Dennis and Delia Shine had two children, Eileen (Mary) Shine born in 1896 and Francis Shine born 1898. Although the arrival of the Sierra Railroad in 1897 diminished the need for the stagecoaches, there was still plenty of business taking passengers, mail, and merchandise to the areas not served by the iron horse.
In early February 1902 Dennis Shine became quite ill. John Henry Shine, Dennis’s older brother, and his sister, Elizabeth Toman, were summoned to Sonora on account of his illness. Dennis Shine’s condition was considered alarming at the time and his brother didn’t return to the city until his Dennis’s condition had slightly improved. John H. Shine was a United States Marshall and would later become a State Senator.
On Friday, March 27, 1902, Dennis was having a conversation with friends on the street in downtown Sonora and he seemed to be in excellent spirits. Suddenly he was overcome by a fit of coughing. He stepped into the business of Garratt and Garratt and walked to the back where he found himself a chair. A few minutes later Dennis was found dead from a lung hemorrhage. His sudden death was a severe shock to his devoted wife, other relatives, and numerous friends. The regard felt for Dennis was fittingly expressed in the large number of people who attended his funeral at the Odd Fellows Cemetery in Sonora and the countless number of floral arrangements contributed that completely hid the mound above the grave. The funeral was conducted by the Sonora IOOF Lodge #10 to which he was a member. Dennis left behind a wife and two young children, two brothers, John H. Shine and Mike Shine, and a sister Mrs. James Toman. Dennis Shine was in his early forties when he passed.
Delia Shine was a wealthy widow. In 1903 she purchased the Keil home on Bradford Street and moved in with her two daughters. After purchasing the house she remodeled it extensively. In April 22, 1906 Delia Shine married Alva Alonzo Neale in her parlor. Alva Neale was the owner of a grocery store on S. Washington Street. He was considered among the most prominent merchants in the city. Later in his life Alva Neale would become a Judge and a Justice of the Peace.
Alva Neale passed away on July 22, 1946 of a heart attack. Delia Shine Neale passed away exactly one month after her husband on August 22, 1946. Eileen Shine Bergson inherited the house on Bradford Street and continued to live there until her death in the 1970s.
Written By Denine Urquhart
Dennis Shine and 10 other people in Yosemite Valley
Original Photo of the Great Sierra Stage Co.
Alva A. Neale and Delia Shine Neale
Buried in the Shine Plot:

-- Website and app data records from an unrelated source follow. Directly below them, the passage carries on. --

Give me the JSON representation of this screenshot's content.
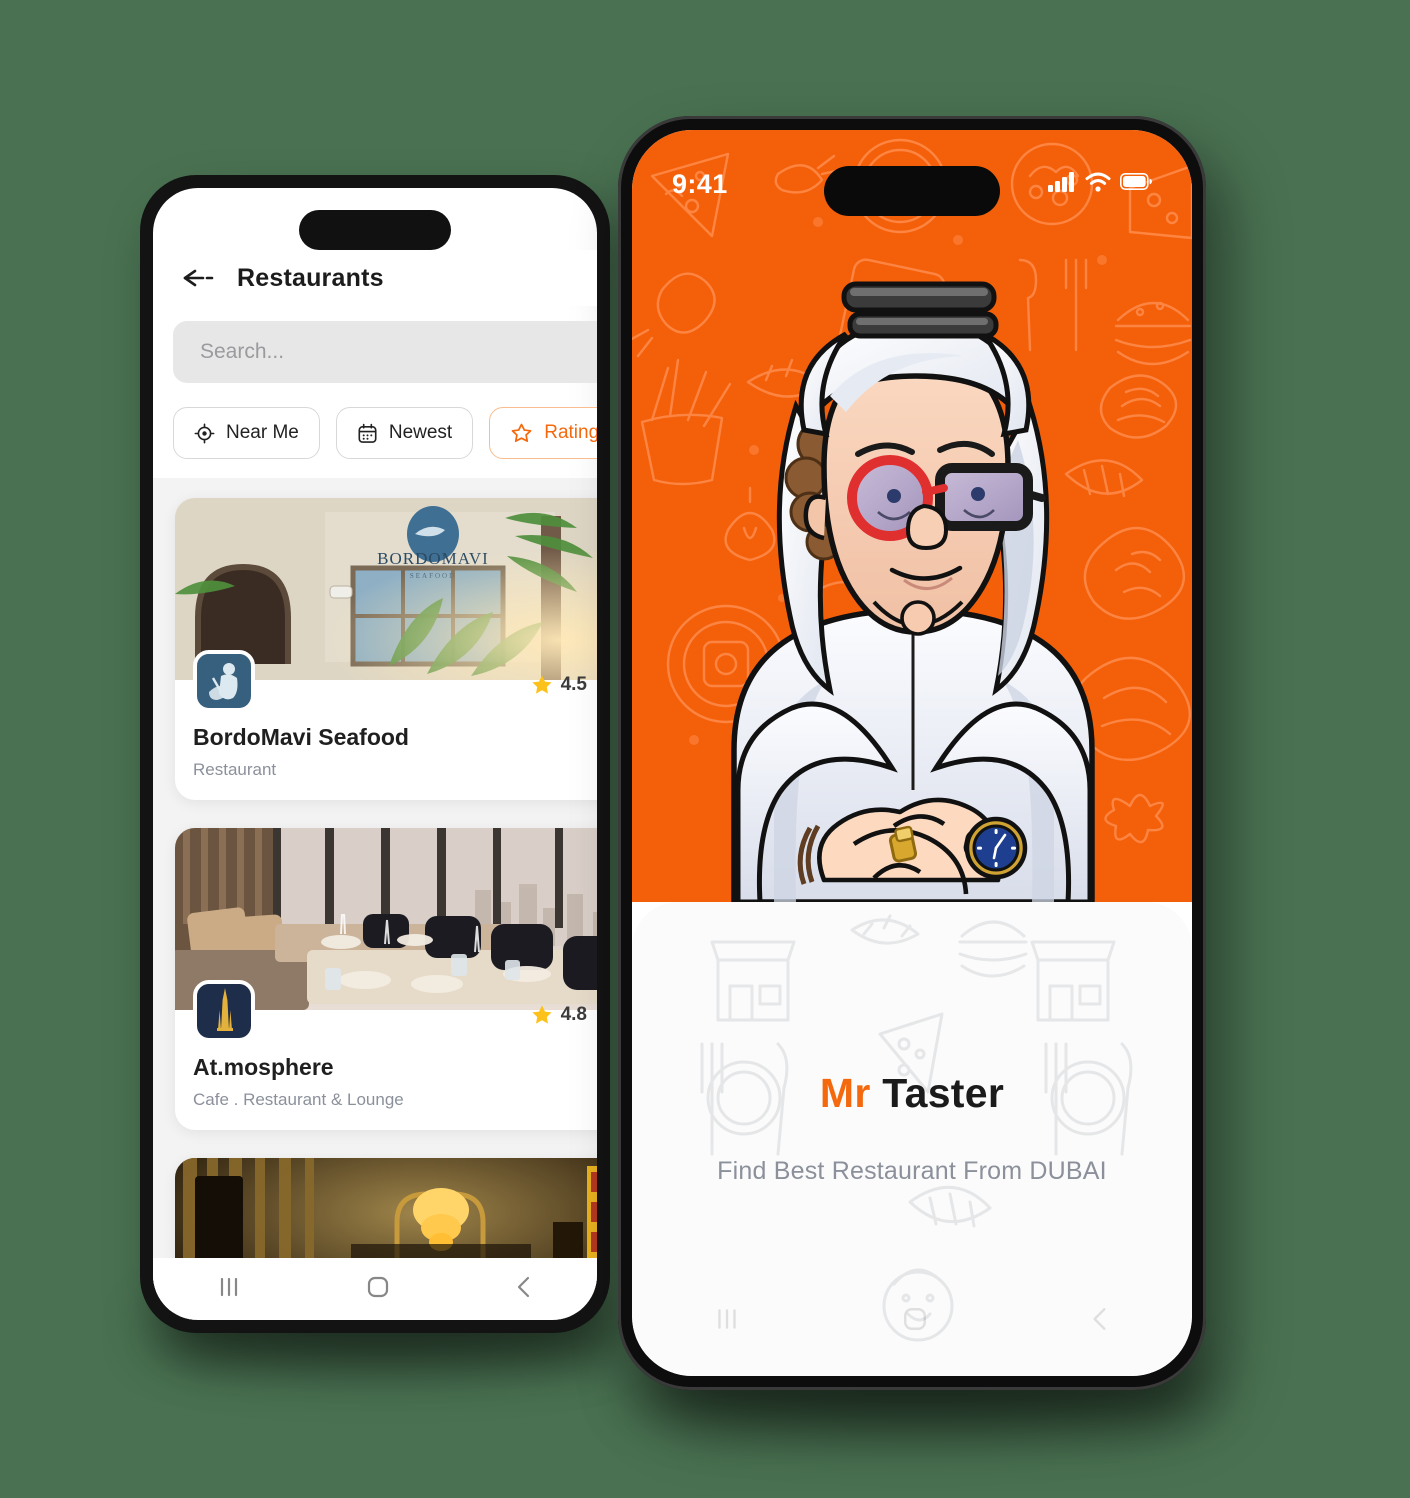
{
  "page": {
    "background_color": "#4a7252",
    "brand_orange": "#f4600a"
  },
  "back_phone": {
    "platform": "android",
    "header": {
      "back_icon": "arrow-left-icon",
      "title": "Restaurants"
    },
    "search": {
      "placeholder": "Search...",
      "value": ""
    },
    "filters": [
      {
        "label": "Near Me",
        "icon": "target-location-icon",
        "active": false
      },
      {
        "label": "Newest",
        "icon": "calendar-icon",
        "active": false
      },
      {
        "label": "Rating",
        "icon": "star-outline-icon",
        "active": true
      },
      {
        "label": "",
        "icon": "filter-funnel-icon",
        "active": true
      }
    ],
    "restaurants": [
      {
        "name": "BordoMavi Seafood",
        "category": "Restaurant",
        "rating": "4.5",
        "logo_name": "bordomavi-fisherman-logo",
        "photo_name": "bordomavi-storefront-photo"
      },
      {
        "name": "At.mosphere",
        "category": "Cafe . Restaurant & Lounge",
        "rating": "4.8",
        "logo_name": "burj-khalifa-logo",
        "photo_name": "atmosphere-dining-room-photo"
      },
      {
        "name": "",
        "category": "",
        "rating": "",
        "logo_name": "",
        "photo_name": "gold-bar-lounge-photo"
      }
    ],
    "navbar": [
      {
        "icon": "recents-icon"
      },
      {
        "icon": "home-icon"
      },
      {
        "icon": "back-chevron-icon"
      }
    ]
  },
  "front_phone": {
    "platform": "ios",
    "status_bar": {
      "time": "9:41",
      "icons": [
        "cellular-signal-icon",
        "wifi-icon",
        "battery-icon"
      ]
    },
    "hero": {
      "background_color": "#f4600a",
      "illustration_name": "mr-taster-character-illustration",
      "pattern_name": "food-doodle-pattern"
    },
    "splash": {
      "brand_first": "Mr",
      "brand_second": "Taster",
      "tagline": "Find Best Restaurant From DUBAI"
    },
    "navbar": [
      {
        "icon": "recents-icon"
      },
      {
        "icon": "home-icon"
      },
      {
        "icon": "back-chevron-icon"
      }
    ]
  }
}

• Dennis Shine 1859 - 03/28/1902
• Delia Shine Neale 1863 - 08/22/1946 (Wife)
• Alva A. Neale July 5, 1866 – 7/22/1946
• Eileen Shine Burgson 1896 – 09/16/1981 (Daughter)
• Edward Vernon Burgson 06/16/1896 – 03/28/1978 (Son-in-law)
• Francis Shine 1898 - 1968 (Daughter)
Ron & Pat Federly adopted the Shine/Neale plot when our program began in May 2014. Alva Alonzo Neale is Ron Federly’s Great Uncle.
Tuolumne County Historic Society
Tuolumne County Genealogical Society
CDNC: California Digital Newspaper Collection
Encyclopedia of American Biography
Note: Today the Shine/Neale house is a Bed & Breakfast known as Bradford Place Inn & Gardens. Historic houses are typically named after their first residents, hence this would be the Keil house, but due to Eileen Shine Bergson’s diligent care and successful win in her fight to save the house from destruction, the house was named "The Keil Bergson House". When the county built their headquarters behind the house they wanted to annex the property and condemn the house hoping to make this a parking structure. Eileen Shine Bergson, together with the historical society, successfully saved the historic house and it from the destruction.